> [Assignment] I need the number of lines in the data that include "documents"; reply with that number alone.

(Dataset rows describing interfaces)

* * *

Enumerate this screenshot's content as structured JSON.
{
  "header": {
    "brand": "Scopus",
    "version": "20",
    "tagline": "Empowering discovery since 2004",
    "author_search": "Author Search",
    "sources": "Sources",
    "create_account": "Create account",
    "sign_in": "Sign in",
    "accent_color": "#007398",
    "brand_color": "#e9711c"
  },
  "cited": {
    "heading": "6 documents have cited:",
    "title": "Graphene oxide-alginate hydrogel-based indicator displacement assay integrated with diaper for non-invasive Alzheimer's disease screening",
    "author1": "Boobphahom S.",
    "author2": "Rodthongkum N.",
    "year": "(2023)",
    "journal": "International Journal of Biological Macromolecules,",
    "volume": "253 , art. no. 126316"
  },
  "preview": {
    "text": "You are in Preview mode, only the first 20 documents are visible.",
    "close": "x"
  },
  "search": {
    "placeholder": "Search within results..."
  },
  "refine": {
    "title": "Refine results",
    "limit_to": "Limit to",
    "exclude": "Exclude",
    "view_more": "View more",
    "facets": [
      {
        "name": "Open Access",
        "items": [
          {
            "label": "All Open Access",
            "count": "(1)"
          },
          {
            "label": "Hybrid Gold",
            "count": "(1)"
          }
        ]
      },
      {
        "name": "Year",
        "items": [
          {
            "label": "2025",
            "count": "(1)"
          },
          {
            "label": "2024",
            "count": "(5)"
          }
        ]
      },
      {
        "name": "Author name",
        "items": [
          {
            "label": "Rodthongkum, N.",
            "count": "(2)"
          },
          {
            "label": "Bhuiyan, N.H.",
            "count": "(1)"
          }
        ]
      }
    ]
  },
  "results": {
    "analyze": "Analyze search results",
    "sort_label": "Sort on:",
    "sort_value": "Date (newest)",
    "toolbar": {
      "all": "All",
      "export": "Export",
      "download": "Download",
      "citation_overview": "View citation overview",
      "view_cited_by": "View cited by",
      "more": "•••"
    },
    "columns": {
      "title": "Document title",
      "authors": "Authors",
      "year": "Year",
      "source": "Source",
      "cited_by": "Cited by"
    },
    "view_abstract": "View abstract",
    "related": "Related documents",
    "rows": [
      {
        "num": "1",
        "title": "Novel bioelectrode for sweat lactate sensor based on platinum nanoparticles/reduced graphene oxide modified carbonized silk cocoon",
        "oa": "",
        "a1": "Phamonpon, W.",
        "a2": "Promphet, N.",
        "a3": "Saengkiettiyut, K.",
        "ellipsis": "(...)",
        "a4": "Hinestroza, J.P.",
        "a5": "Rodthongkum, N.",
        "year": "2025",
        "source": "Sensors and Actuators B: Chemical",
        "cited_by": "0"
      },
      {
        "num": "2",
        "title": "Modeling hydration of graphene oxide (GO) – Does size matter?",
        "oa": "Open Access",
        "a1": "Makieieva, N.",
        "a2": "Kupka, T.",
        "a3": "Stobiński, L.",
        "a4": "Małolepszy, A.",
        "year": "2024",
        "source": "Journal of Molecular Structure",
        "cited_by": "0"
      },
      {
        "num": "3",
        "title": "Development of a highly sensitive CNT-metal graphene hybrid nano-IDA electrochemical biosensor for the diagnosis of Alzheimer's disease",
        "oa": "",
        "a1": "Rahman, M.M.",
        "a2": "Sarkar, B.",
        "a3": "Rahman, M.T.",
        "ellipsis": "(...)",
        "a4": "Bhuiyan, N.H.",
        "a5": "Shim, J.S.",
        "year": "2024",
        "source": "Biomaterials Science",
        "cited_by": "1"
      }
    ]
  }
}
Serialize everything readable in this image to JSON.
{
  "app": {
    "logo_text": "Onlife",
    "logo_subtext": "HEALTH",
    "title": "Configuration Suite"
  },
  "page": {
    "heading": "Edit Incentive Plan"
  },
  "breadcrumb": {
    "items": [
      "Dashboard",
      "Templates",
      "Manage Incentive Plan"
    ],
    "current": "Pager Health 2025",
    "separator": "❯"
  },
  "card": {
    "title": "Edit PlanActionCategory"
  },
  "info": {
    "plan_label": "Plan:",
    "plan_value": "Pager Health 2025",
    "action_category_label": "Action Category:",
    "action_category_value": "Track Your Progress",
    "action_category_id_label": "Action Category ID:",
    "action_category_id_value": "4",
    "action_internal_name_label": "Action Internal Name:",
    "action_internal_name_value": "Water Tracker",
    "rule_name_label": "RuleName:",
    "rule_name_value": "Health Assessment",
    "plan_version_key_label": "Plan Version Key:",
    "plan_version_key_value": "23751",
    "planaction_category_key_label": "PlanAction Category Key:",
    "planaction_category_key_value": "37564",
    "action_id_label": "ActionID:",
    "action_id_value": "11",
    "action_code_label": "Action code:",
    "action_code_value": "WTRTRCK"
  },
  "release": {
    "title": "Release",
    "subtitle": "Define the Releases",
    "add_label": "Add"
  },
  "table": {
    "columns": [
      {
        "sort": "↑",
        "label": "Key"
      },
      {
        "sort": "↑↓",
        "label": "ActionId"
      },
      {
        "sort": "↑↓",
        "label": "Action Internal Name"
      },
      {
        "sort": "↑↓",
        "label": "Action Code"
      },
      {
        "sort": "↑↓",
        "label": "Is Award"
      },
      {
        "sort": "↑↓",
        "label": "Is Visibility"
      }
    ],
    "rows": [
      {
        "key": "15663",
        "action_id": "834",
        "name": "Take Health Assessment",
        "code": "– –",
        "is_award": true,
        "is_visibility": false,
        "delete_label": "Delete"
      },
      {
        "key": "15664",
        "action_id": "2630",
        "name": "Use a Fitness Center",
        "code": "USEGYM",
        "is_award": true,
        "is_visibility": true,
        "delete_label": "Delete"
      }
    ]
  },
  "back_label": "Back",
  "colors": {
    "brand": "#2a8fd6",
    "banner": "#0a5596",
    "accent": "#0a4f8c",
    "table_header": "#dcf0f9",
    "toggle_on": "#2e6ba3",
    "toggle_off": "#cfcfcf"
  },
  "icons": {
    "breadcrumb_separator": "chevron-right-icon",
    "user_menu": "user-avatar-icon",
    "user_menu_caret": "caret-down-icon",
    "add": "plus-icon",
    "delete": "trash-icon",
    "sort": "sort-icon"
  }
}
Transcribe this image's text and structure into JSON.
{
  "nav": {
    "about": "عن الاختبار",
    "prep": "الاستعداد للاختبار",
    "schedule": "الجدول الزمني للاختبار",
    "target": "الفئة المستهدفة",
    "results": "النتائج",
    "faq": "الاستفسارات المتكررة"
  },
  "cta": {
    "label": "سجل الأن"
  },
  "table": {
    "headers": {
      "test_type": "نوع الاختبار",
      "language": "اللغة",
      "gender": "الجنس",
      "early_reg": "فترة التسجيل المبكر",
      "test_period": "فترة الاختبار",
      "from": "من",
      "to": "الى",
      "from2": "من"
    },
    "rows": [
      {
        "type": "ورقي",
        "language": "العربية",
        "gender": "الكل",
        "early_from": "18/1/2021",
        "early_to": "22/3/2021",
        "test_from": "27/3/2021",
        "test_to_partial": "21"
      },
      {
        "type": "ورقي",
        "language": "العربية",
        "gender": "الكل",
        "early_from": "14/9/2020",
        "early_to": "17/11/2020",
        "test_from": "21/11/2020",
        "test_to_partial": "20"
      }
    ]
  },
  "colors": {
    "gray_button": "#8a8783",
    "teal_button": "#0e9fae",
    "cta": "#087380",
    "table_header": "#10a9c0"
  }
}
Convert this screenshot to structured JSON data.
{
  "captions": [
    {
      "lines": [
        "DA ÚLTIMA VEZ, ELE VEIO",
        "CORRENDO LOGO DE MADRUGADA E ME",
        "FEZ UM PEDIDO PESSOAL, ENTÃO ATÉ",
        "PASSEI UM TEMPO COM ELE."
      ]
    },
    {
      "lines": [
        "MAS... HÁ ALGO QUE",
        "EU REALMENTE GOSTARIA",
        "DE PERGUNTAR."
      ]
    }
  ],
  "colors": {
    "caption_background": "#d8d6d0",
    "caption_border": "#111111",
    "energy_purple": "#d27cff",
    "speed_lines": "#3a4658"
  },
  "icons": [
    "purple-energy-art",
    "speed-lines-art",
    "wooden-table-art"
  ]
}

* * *

> [Solution to this exercise] 3